Austin Frakt is a health economist at Boston University. He blogs at The Incidental Economist.
Earlier this week the Obama Administration released a report that described savings to the Medicare program that are predicted to follow from changes mandated by the Affordable Care Act. If those savings–$575 billion over the next decade–actually come to pass, they will represent the beginning of what one prominent researcher thinks is the inevitable bending of the health care cost curve.
In a recent article in Health Affairs, Harvard health economist Joe Newhouse arrived at that sense of inevitability by process of elimination.
[I]t is hard to imagine that reductions in the rate of Medicare spending growth will not be made at some point. One way or another, the steady-state growth rate will fall; the curve will be bent. But it is equally hard to imagine cutting only Medicare spending while spending by the commercially insured under age sixty-five continues to grow at historic rates, which would lead to a marked divergence between what providers are paid for treating the commercially insured relative to what they are paid for Medicare beneficiaries.

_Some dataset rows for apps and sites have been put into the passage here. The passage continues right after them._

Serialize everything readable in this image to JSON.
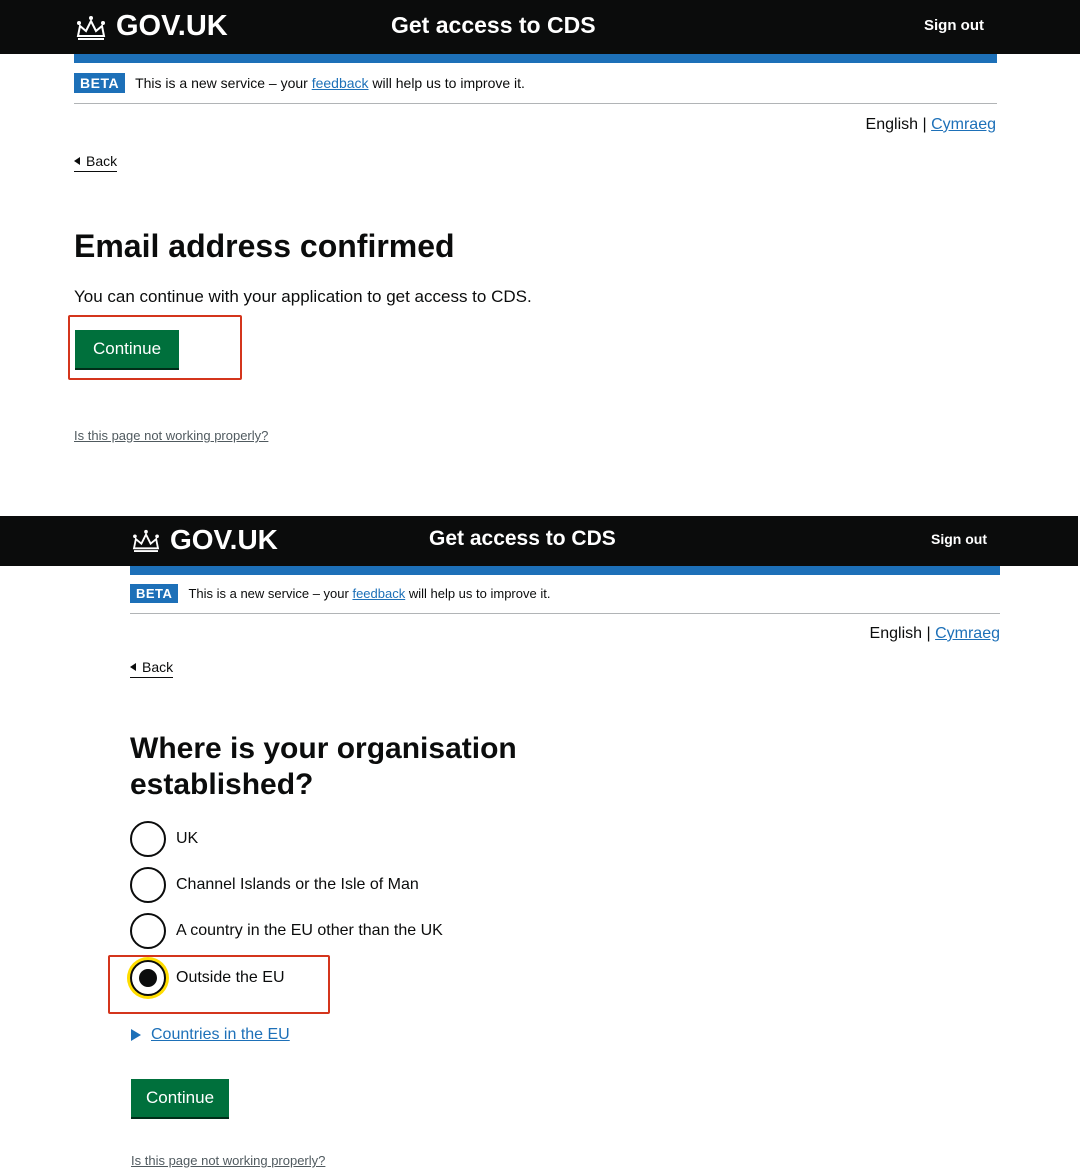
{
  "colors": {
    "header_bg": "#0b0c0c",
    "brand_blue": "#1d70b8",
    "button_green": "#00703c",
    "highlight_red": "#d4351c",
    "focus_yellow": "#ffdd00"
  },
  "screen1": {
    "header": {
      "logo_text": "GOV.UK",
      "logo_icon": "crown-icon",
      "service_name": "Get access to CDS",
      "sign_out": "Sign out"
    },
    "phase_banner": {
      "tag": "BETA",
      "text_before": "This is a new service – your ",
      "link": "feedback",
      "text_after": " will help us to improve it."
    },
    "language": {
      "english": "English",
      "separator": "|",
      "welsh": "Cymraeg"
    },
    "back": "Back",
    "title": "Email address confirmed",
    "body": "You can continue with your application to get access to CDS.",
    "continue_button": "Continue",
    "footer_link": "Is this page not working properly?"
  },
  "screen2": {
    "header": {
      "logo_text": "GOV.UK",
      "logo_icon": "crown-icon",
      "service_name": "Get access to CDS",
      "sign_out": "Sign out"
    },
    "phase_banner": {
      "tag": "BETA",
      "text_before": "This is a new service – your ",
      "link": "feedback",
      "text_after": " will help us to improve it."
    },
    "language": {
      "english": "English",
      "separator": "|",
      "welsh": "Cymraeg"
    },
    "back": "Back",
    "title": "Where is your organisation established?",
    "options": [
      {
        "label": "UK",
        "checked": false
      },
      {
        "label": "Channel Islands or the Isle of Man",
        "checked": false
      },
      {
        "label": "A country in the EU other than the UK",
        "checked": false
      },
      {
        "label": "Outside the EU",
        "checked": true
      }
    ],
    "details_summary": "Countries in the EU",
    "continue_button": "Continue",
    "footer_link": "Is this page not working properly?"
  }
}
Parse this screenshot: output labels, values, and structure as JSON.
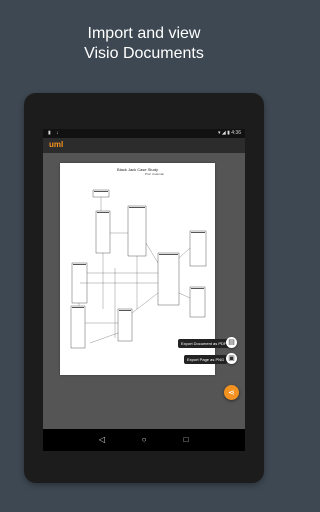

This gap could jeopardize Medicare beneficiaries’ access to mainstream medical care.
To take Newhouse’s sense of curve bending certitude seriously is not to assume he’s right or wrong, but to examine the possibilities. If Medicare costs keep escalating 2.5 percentage points above GDP, as they have been in recent decades, the program will double in size relative to GDP in 20 years (from 5% to 10%). How will that additional spending be financed? Consider the options:
Take on more public debt to finance Medicare? In the current and foreseeable political climate, that seems an unlikely choice, if not a fiscally irresponsible one. Debt-financed Medicare can’t be a long-term solution.
Raise taxes? Newhouse calculates that income tax rates will have to increase by 160% by 2050 to cover Medicare costs. Can you imagine any politician suggesting, let alone voting for, increasing the marginal rate for those in the 25% income tax bracket to 66%? Me neither. Not going to happen. (By the way, federal tax revenue has stayed within a fairy steady band of about 15-20% of GDP for sixty years. That suggests a small appetite for radical increases in taxation.)
What about decreasing spending on other government services? Newhouse provides the following figure illustrating this idea (click to enlarge). If health spending increases at just 2 percentage points above GDP (which is low by historical standards), government spending on non-health goods and services must plummet (yellow line). If such a reduction in government non-health spending seems unlikely too, then by process of elimination the health care cost curve must bend. After rejecting increased debt, taxation, or reductions in non-health spending it’s the only option left.
It’s worth noting one wrinkle revealed by this figure. Real government spending on non-health functions need not decrease until after 2050. So, one could imagine sustaining four more decades of high health care cost growth. Given population growth, there would have to be great strides in productivity and efficiency in non-health sectors to pull this off. Wanna count on that?